Lauren Capriotti and Nick Guerin are planning a wedding and they are also building a plan to make their outdated house into their dream home.
"We decided to buy the foreclosed house here because it needed a little work, but it's in a phenomenal area," said Guerin.
So with their wedding around the corner - as well as the goal to update their kitchen and bathrooms - the couple decided to try something nontraditional with their gift registry.
"We requested cash because we had so much work to do on our home, and we realized that a lot of our finances over the next two to six months after the wedding are all going to go into these renovations," said Capriotti.
For the bridal shower, she asked for Home Depot gift cards, and for the wedding they signed up with Tendr, an online registry where guests can use a credit card to add to their renovation fund.
Capriotti and Guerin are part of a growing trend of bridal couples asking to fill their wallet instead of filling their cabinets.
"Couples today are living together well before they get married, and so they already have dishes and glassware and linens and towels. So they don't need to register for more of those items," explained Anne Chertoff, Contributing Editor, Yahoo Style.
Chertoff says some relatives may turn red over the thought of bridal couples holding out their hands for some green, so she recommends carefully explaining how you'll be managing the money on your wedding website.

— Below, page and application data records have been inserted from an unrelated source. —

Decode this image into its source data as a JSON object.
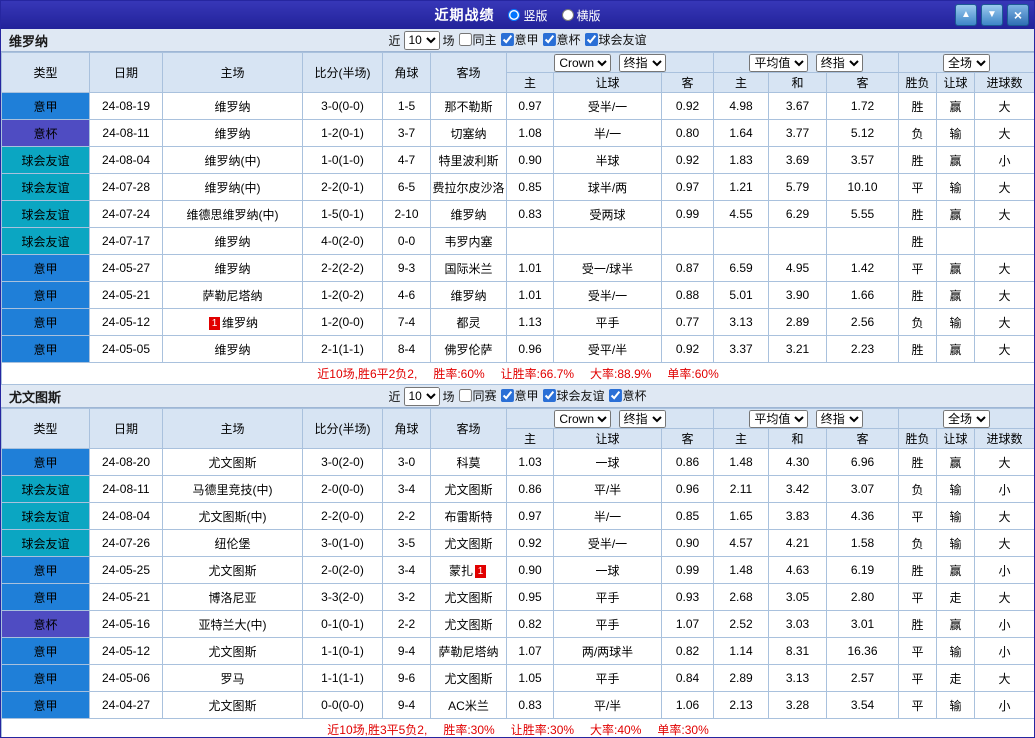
{
  "titlebar": {
    "title": "近期战绩",
    "layout_options": [
      {
        "label": "竖版",
        "selected": true
      },
      {
        "label": "横版",
        "selected": false
      }
    ],
    "buttons": {
      "up": "▲",
      "down": "▼",
      "close": "×"
    }
  },
  "colors": {
    "titlebar_bg": "#2a2aa0",
    "win_red": "#e10000",
    "loss_blue": "#0000cd",
    "draw_green": "#008000",
    "header_bg": "#d7e4f3"
  },
  "league_colors": {
    "意甲": "#1f7fd8",
    "意杯": "#4f4cc2",
    "球会友谊": "#0ba6c2"
  },
  "table_header": {
    "type": "类型",
    "date": "日期",
    "home": "主场",
    "score": "比分(半场)",
    "corner": "角球",
    "away": "客场",
    "odds_sub": [
      "主",
      "让球",
      "客"
    ],
    "avg_sub": [
      "主",
      "和",
      "客"
    ],
    "result_sub": [
      "胜负",
      "让球",
      "进球数"
    ]
  },
  "sections": [
    {
      "team": "维罗纳",
      "filter": {
        "near": "近",
        "count": "10",
        "games": "场",
        "checkboxes": [
          {
            "label": "同主",
            "checked": false
          },
          {
            "label": "意甲",
            "checked": true
          },
          {
            "label": "意杯",
            "checked": true
          },
          {
            "label": "球会友谊",
            "checked": true
          }
        ]
      },
      "selects": {
        "bookmaker": "Crown",
        "final_a": "终指",
        "average": "平均值",
        "final_b": "终指",
        "scope": "全场"
      },
      "rows": [
        {
          "league": "意甲",
          "date": "24-08-19",
          "home": {
            "name": "维罗纳",
            "color": "red"
          },
          "score": [
            "3-0(0-0)",
            "red"
          ],
          "corner": "1-5",
          "away": {
            "name": "那不勒斯",
            "color": "black"
          },
          "odds": [
            "0.97",
            "受半/一",
            "0.92",
            "4.98",
            "3.67",
            "1.72"
          ],
          "results": [
            [
              "胜",
              "red"
            ],
            [
              "赢",
              "red"
            ],
            [
              "大",
              "red"
            ]
          ]
        },
        {
          "league": "意杯",
          "date": "24-08-11",
          "home": {
            "name": "维罗纳",
            "color": "red"
          },
          "score": [
            "1-2(0-1)",
            "red"
          ],
          "corner": "3-7",
          "away": {
            "name": "切塞纳",
            "color": "black"
          },
          "odds": [
            "1.08",
            "半/一",
            "0.80",
            "1.64",
            "3.77",
            "5.12"
          ],
          "results": [
            [
              "负",
              "blue"
            ],
            [
              "输",
              "blue"
            ],
            [
              "大",
              "red"
            ]
          ]
        },
        {
          "league": "球会友谊",
          "date": "24-08-04",
          "home": {
            "name": "维罗纳(中)",
            "color": "red"
          },
          "score": [
            "1-0(1-0)",
            "red"
          ],
          "corner": "4-7",
          "away": {
            "name": "特里波利斯",
            "color": "black"
          },
          "odds": [
            "0.90",
            "半球",
            "0.92",
            "1.83",
            "3.69",
            "3.57"
          ],
          "results": [
            [
              "胜",
              "red"
            ],
            [
              "赢",
              "red"
            ],
            [
              "小",
              "blue"
            ]
          ]
        },
        {
          "league": "球会友谊",
          "date": "24-07-28",
          "home": {
            "name": "维罗纳(中)",
            "color": "red"
          },
          "score": [
            "2-2(0-1)",
            "red"
          ],
          "corner": "6-5",
          "away": {
            "name": "费拉尔皮沙洛",
            "color": "black"
          },
          "odds": [
            "0.85",
            "球半/两",
            "0.97",
            "1.21",
            "5.79",
            "10.10"
          ],
          "results": [
            [
              "平",
              "green"
            ],
            [
              "输",
              "blue"
            ],
            [
              "大",
              "red"
            ]
          ]
        },
        {
          "league": "球会友谊",
          "date": "24-07-24",
          "home": {
            "name": "维德思维罗纳(中)",
            "color": "black"
          },
          "score": [
            "1-5(0-1)",
            "red"
          ],
          "corner": "2-10",
          "away": {
            "name": "维罗纳",
            "color": "green"
          },
          "odds": [
            "0.83",
            "受两球",
            "0.99",
            "4.55",
            "6.29",
            "5.55"
          ],
          "results": [
            [
              "胜",
              "red"
            ],
            [
              "赢",
              "red"
            ],
            [
              "大",
              "red"
            ]
          ]
        },
        {
          "league": "球会友谊",
          "date": "24-07-17",
          "home": {
            "name": "维罗纳",
            "color": "red"
          },
          "score": [
            "4-0(2-0)",
            "red"
          ],
          "corner": "0-0",
          "away": {
            "name": "韦罗内塞",
            "color": "black"
          },
          "odds": [
            "",
            "",
            "",
            "",
            "",
            ""
          ],
          "results": [
            [
              "胜",
              "red"
            ],
            [
              "",
              ""
            ],
            [
              "",
              ""
            ]
          ]
        },
        {
          "league": "意甲",
          "date": "24-05-27",
          "home": {
            "name": "维罗纳",
            "color": "red"
          },
          "score": [
            "2-2(2-2)",
            "red"
          ],
          "corner": "9-3",
          "away": {
            "name": "国际米兰",
            "color": "black"
          },
          "odds": [
            "1.01",
            "受一/球半",
            "0.87",
            "6.59",
            "4.95",
            "1.42"
          ],
          "results": [
            [
              "平",
              "green"
            ],
            [
              "赢",
              "red"
            ],
            [
              "大",
              "red"
            ]
          ]
        },
        {
          "league": "意甲",
          "date": "24-05-21",
          "home": {
            "name": "萨勒尼塔纳",
            "color": "black"
          },
          "score": [
            "1-2(0-2)",
            "red"
          ],
          "corner": "4-6",
          "away": {
            "name": "维罗纳",
            "color": "green"
          },
          "odds": [
            "1.01",
            "受半/一",
            "0.88",
            "5.01",
            "3.90",
            "1.66"
          ],
          "results": [
            [
              "胜",
              "red"
            ],
            [
              "赢",
              "red"
            ],
            [
              "大",
              "red"
            ]
          ]
        },
        {
          "league": "意甲",
          "date": "24-05-12",
          "home": {
            "name": "维罗纳",
            "color": "red",
            "redcard": "1"
          },
          "score": [
            "1-2(0-0)",
            "red"
          ],
          "corner": "7-4",
          "away": {
            "name": "都灵",
            "color": "black"
          },
          "odds": [
            "1.13",
            "平手",
            "0.77",
            "3.13",
            "2.89",
            "2.56"
          ],
          "results": [
            [
              "负",
              "blue"
            ],
            [
              "输",
              "blue"
            ],
            [
              "大",
              "red"
            ]
          ]
        },
        {
          "league": "意甲",
          "date": "24-05-05",
          "home": {
            "name": "维罗纳",
            "color": "red"
          },
          "score": [
            "2-1(1-1)",
            "red"
          ],
          "corner": "8-4",
          "away": {
            "name": "佛罗伦萨",
            "color": "black"
          },
          "odds": [
            "0.96",
            "受平/半",
            "0.92",
            "3.37",
            "3.21",
            "2.23"
          ],
          "results": [
            [
              "胜",
              "red"
            ],
            [
              "赢",
              "red"
            ],
            [
              "大",
              "red"
            ]
          ]
        }
      ],
      "summary": {
        "prefix": "近10场,胜6平2负2,",
        "stats": [
          {
            "label": "胜率:",
            "value": "60%"
          },
          {
            "label": "让胜率:",
            "value": "66.7%"
          },
          {
            "label": "大率:",
            "value": "88.9%"
          },
          {
            "label": "单率:",
            "value": "60%"
          }
        ]
      }
    },
    {
      "team": "尤文图斯",
      "filter": {
        "near": "近",
        "count": "10",
        "games": "场",
        "checkboxes": [
          {
            "label": "同赛",
            "checked": false
          },
          {
            "label": "意甲",
            "checked": true
          },
          {
            "label": "球会友谊",
            "checked": true
          },
          {
            "label": "意杯",
            "checked": true
          }
        ]
      },
      "selects": {
        "bookmaker": "Crown",
        "final_a": "终指",
        "average": "平均值",
        "final_b": "终指",
        "scope": "全场"
      },
      "rows": [
        {
          "league": "意甲",
          "date": "24-08-20",
          "home": {
            "name": "尤文图斯",
            "color": "red"
          },
          "score": [
            "3-0(2-0)",
            "red"
          ],
          "corner": "3-0",
          "away": {
            "name": "科莫",
            "color": "black"
          },
          "odds": [
            "1.03",
            "一球",
            "0.86",
            "1.48",
            "4.30",
            "6.96"
          ],
          "results": [
            [
              "胜",
              "red"
            ],
            [
              "赢",
              "red"
            ],
            [
              "大",
              "red"
            ]
          ]
        },
        {
          "league": "球会友谊",
          "date": "24-08-11",
          "home": {
            "name": "马德里竞技(中)",
            "color": "red"
          },
          "score": [
            "2-0(0-0)",
            "red"
          ],
          "corner": "3-4",
          "away": {
            "name": "尤文图斯",
            "color": "green"
          },
          "odds": [
            "0.86",
            "平/半",
            "0.96",
            "2.11",
            "3.42",
            "3.07"
          ],
          "results": [
            [
              "负",
              "blue"
            ],
            [
              "输",
              "blue"
            ],
            [
              "小",
              "blue"
            ]
          ]
        },
        {
          "league": "球会友谊",
          "date": "24-08-04",
          "home": {
            "name": "尤文图斯(中)",
            "color": "green"
          },
          "score": [
            "2-2(0-0)",
            "red"
          ],
          "corner": "2-2",
          "away": {
            "name": "布雷斯特",
            "color": "black"
          },
          "odds": [
            "0.97",
            "半/一",
            "0.85",
            "1.65",
            "3.83",
            "4.36"
          ],
          "results": [
            [
              "平",
              "green"
            ],
            [
              "输",
              "blue"
            ],
            [
              "大",
              "red"
            ]
          ]
        },
        {
          "league": "球会友谊",
          "date": "24-07-26",
          "home": {
            "name": "纽伦堡",
            "color": "black"
          },
          "score": [
            "3-0(1-0)",
            "red"
          ],
          "corner": "3-5",
          "away": {
            "name": "尤文图斯",
            "color": "green"
          },
          "odds": [
            "0.92",
            "受半/一",
            "0.90",
            "4.57",
            "4.21",
            "1.58"
          ],
          "results": [
            [
              "负",
              "blue"
            ],
            [
              "输",
              "blue"
            ],
            [
              "大",
              "red"
            ]
          ]
        },
        {
          "league": "意甲",
          "date": "24-05-25",
          "home": {
            "name": "尤文图斯",
            "color": "red"
          },
          "score": [
            "2-0(2-0)",
            "red"
          ],
          "corner": "3-4",
          "away": {
            "name": "蒙扎",
            "color": "black",
            "redcard": "1"
          },
          "odds": [
            "0.90",
            "一球",
            "0.99",
            "1.48",
            "4.63",
            "6.19"
          ],
          "results": [
            [
              "胜",
              "red"
            ],
            [
              "赢",
              "red"
            ],
            [
              "小",
              "blue"
            ]
          ]
        },
        {
          "league": "意甲",
          "date": "24-05-21",
          "home": {
            "name": "博洛尼亚",
            "color": "black"
          },
          "score": [
            "3-3(2-0)",
            "red"
          ],
          "corner": "3-2",
          "away": {
            "name": "尤文图斯",
            "color": "green"
          },
          "odds": [
            "0.95",
            "平手",
            "0.93",
            "2.68",
            "3.05",
            "2.80"
          ],
          "results": [
            [
              "平",
              "green"
            ],
            [
              "走",
              "green"
            ],
            [
              "大",
              "red"
            ]
          ]
        },
        {
          "league": "意杯",
          "date": "24-05-16",
          "home": {
            "name": "亚特兰大(中)",
            "color": "black"
          },
          "score": [
            "0-1(0-1)",
            "red"
          ],
          "corner": "2-2",
          "away": {
            "name": "尤文图斯",
            "color": "green"
          },
          "odds": [
            "0.82",
            "平手",
            "1.07",
            "2.52",
            "3.03",
            "3.01"
          ],
          "results": [
            [
              "胜",
              "red"
            ],
            [
              "赢",
              "red"
            ],
            [
              "小",
              "blue"
            ]
          ]
        },
        {
          "league": "意甲",
          "date": "24-05-12",
          "home": {
            "name": "尤文图斯",
            "color": "red"
          },
          "score": [
            "1-1(0-1)",
            "red"
          ],
          "corner": "9-4",
          "away": {
            "name": "萨勒尼塔纳",
            "color": "black"
          },
          "odds": [
            "1.07",
            "两/两球半",
            "0.82",
            "1.14",
            "8.31",
            "16.36"
          ],
          "results": [
            [
              "平",
              "green"
            ],
            [
              "输",
              "blue"
            ],
            [
              "小",
              "blue"
            ]
          ]
        },
        {
          "league": "意甲",
          "date": "24-05-06",
          "home": {
            "name": "罗马",
            "color": "black"
          },
          "score": [
            "1-1(1-1)",
            "red"
          ],
          "corner": "9-6",
          "away": {
            "name": "尤文图斯",
            "color": "green"
          },
          "odds": [
            "1.05",
            "平手",
            "0.84",
            "2.89",
            "3.13",
            "2.57"
          ],
          "results": [
            [
              "平",
              "green"
            ],
            [
              "走",
              "green"
            ],
            [
              "大",
              "red"
            ]
          ]
        },
        {
          "league": "意甲",
          "date": "24-04-27",
          "home": {
            "name": "尤文图斯",
            "color": "red"
          },
          "score": [
            "0-0(0-0)",
            "blue"
          ],
          "corner": "9-4",
          "away": {
            "name": "AC米兰",
            "color": "black"
          },
          "odds": [
            "0.83",
            "平/半",
            "1.06",
            "2.13",
            "3.28",
            "3.54"
          ],
          "results": [
            [
              "平",
              "green"
            ],
            [
              "输",
              "blue"
            ],
            [
              "小",
              "blue"
            ]
          ]
        }
      ],
      "summary": {
        "prefix": "近10场,胜3平5负2,",
        "stats": [
          {
            "label": "胜率:",
            "value": "30%"
          },
          {
            "label": "让胜率:",
            "value": "30%"
          },
          {
            "label": "大率:",
            "value": "40%"
          },
          {
            "label": "单率:",
            "value": "30%"
          }
        ]
      }
    }
  ]
}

"You don't want to come off as greedy or crass," warned Chertoff. "And so it's a really fine line that you make sure you find a registry site that's reputable and also something that looks appealing and secure."
About a dozen online wedding registries offer cash as a gift choice, but there is catch.

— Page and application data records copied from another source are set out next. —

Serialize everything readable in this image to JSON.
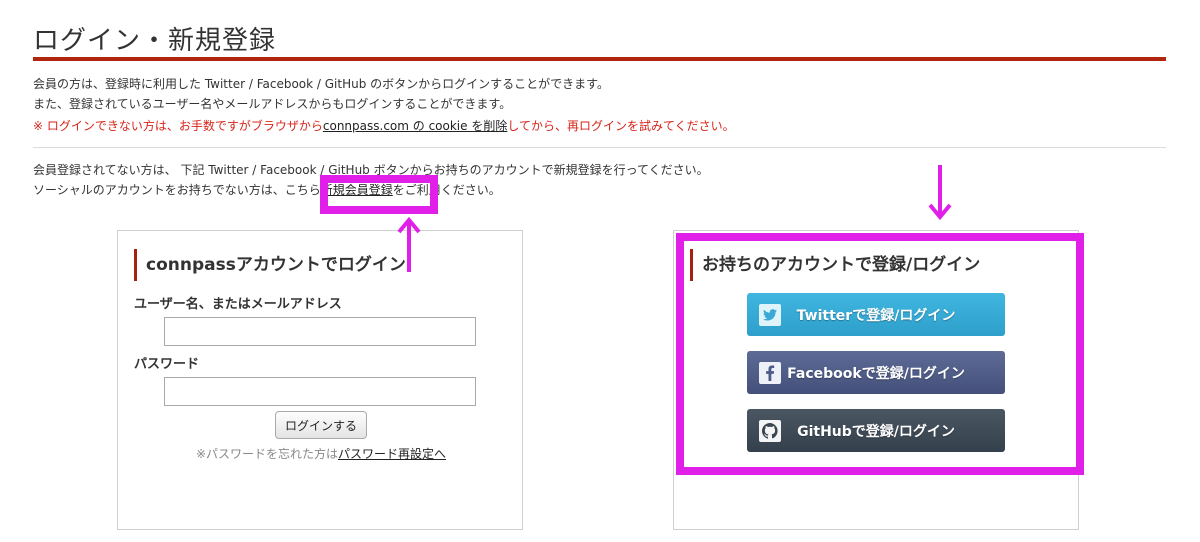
{
  "title": "ログイン・新規登録",
  "intro": {
    "line1": "会員の方は、登録時に利用した Twitter / Facebook / GitHub のボタンからログインすることができます。",
    "line2": "また、登録されているユーザー名やメールアドレスからもログインすることができます。",
    "warn_prefix": "※ ログインできない方は、お手数ですがブラウザから",
    "warn_link": "connpass.com の cookie を削除",
    "warn_suffix": "してから、再ログインを試みてください。"
  },
  "register": {
    "line1": "会員登録されてない方は、 下記 Twitter / Facebook / GitHub ボタンからお持ちのアカウントで新規登録を行ってください。",
    "line2_prefix": "ソーシャルのアカウントをお持ちでない方は、こちら",
    "line2_link": "新規会員登録",
    "line2_suffix": "をご利用ください。"
  },
  "login_panel": {
    "heading": "connpassアカウントでログイン",
    "username_label": "ユーザー名、またはメールアドレス",
    "password_label": "パスワード",
    "login_button": "ログインする",
    "forgot_prefix": "※パスワードを忘れた方は",
    "forgot_link": "パスワード再設定へ"
  },
  "social_panel": {
    "heading": "お持ちのアカウントで登録/ログイン",
    "twitter": "Twitterで登録/ログイン",
    "facebook": "Facebookで登録/ログイン",
    "github": "GitHubで登録/ログイン"
  },
  "colors": {
    "accent": "#b0260f",
    "warning": "#d8251b",
    "highlight": "#e020e8",
    "twitter": "#2d9fca",
    "facebook": "#44507a",
    "github": "#34404b"
  }
}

"There's fees associated with those services. So it's not necessarily that you shouldn't use them. But you should be aware of the fee associated with using the online registration," said financial planner Heather George, Wealth Planning & Analysis, AB Bernstein.
Despite those fees, more millennials are including cash in their registry. George believes this could lead to important pre-ceremony discussions.
"If you can make a decision that creates a greater sense of financial security to you as a couple from the start, as part of your wedding, that to me for sure has to have an impact on improved success down the road," she said.
George adds because millennials grew up during the recession, they're likely to put their registry money toward practical purposes.
Capriotti and Guerin are among the 65% who use some or all to fix a house, save for a home, or pay off debt like student loans, according to a survey by Tendr.com.
"It's just a practical way to go about your gift-giving process during the wedding. I think it's becoming the norm," said Capriotti.
Etiquette experts recommend couples do not just give their guests their bank or paypal account information, but instead, either request checks or sign up for an online cash registry. Those can charge anywhere from two to eight percent, but also offer customized options to describe the fund and send e-cards from the givers and the recipients.
The following websites offer wedding registries with cash options: